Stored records
▼

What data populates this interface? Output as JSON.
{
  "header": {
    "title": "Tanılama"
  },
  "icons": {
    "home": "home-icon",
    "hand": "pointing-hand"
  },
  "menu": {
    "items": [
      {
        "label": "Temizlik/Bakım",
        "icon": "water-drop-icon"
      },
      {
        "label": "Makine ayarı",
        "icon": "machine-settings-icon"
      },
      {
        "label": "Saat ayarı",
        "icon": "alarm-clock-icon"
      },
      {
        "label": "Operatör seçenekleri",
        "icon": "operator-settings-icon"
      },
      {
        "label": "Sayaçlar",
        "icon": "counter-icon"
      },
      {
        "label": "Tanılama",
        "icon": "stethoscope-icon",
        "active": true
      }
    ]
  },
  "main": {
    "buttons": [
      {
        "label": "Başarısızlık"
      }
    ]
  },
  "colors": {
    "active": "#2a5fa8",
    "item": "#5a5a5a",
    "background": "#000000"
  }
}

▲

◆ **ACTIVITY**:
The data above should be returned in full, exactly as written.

◆ **COMPLETED TASK**:
What data populates this interface? Output as JSON.
{
  "header": {
    "title": "Tanılama"
  },
  "icons": {
    "home": "home-icon",
    "hand": "pointing-hand"
  },
  "menu": {
    "items": [
      {
        "label": "Temizlik/Bakım",
        "icon": "water-drop-icon"
      },
      {
        "label": "Makine ayarı",
        "icon": "machine-settings-icon"
      },
      {
        "label": "Saat ayarı",
        "icon": "alarm-clock-icon"
      },
      {
        "label": "Operatör seçenekleri",
        "icon": "operator-settings-icon"
      },
      {
        "label": "Sayaçlar",
        "icon": "counter-icon"
      },
      {
        "label": "Tanılama",
        "icon": "stethoscope-icon",
        "active": true
      }
    ]
  },
  "main": {
    "buttons": [
      {
        "label": "Başarısızlık"
      }
    ]
  },
  "colors": {
    "active": "#2a5fa8",
    "item": "#5a5a5a",
    "background": "#000000"
  }
}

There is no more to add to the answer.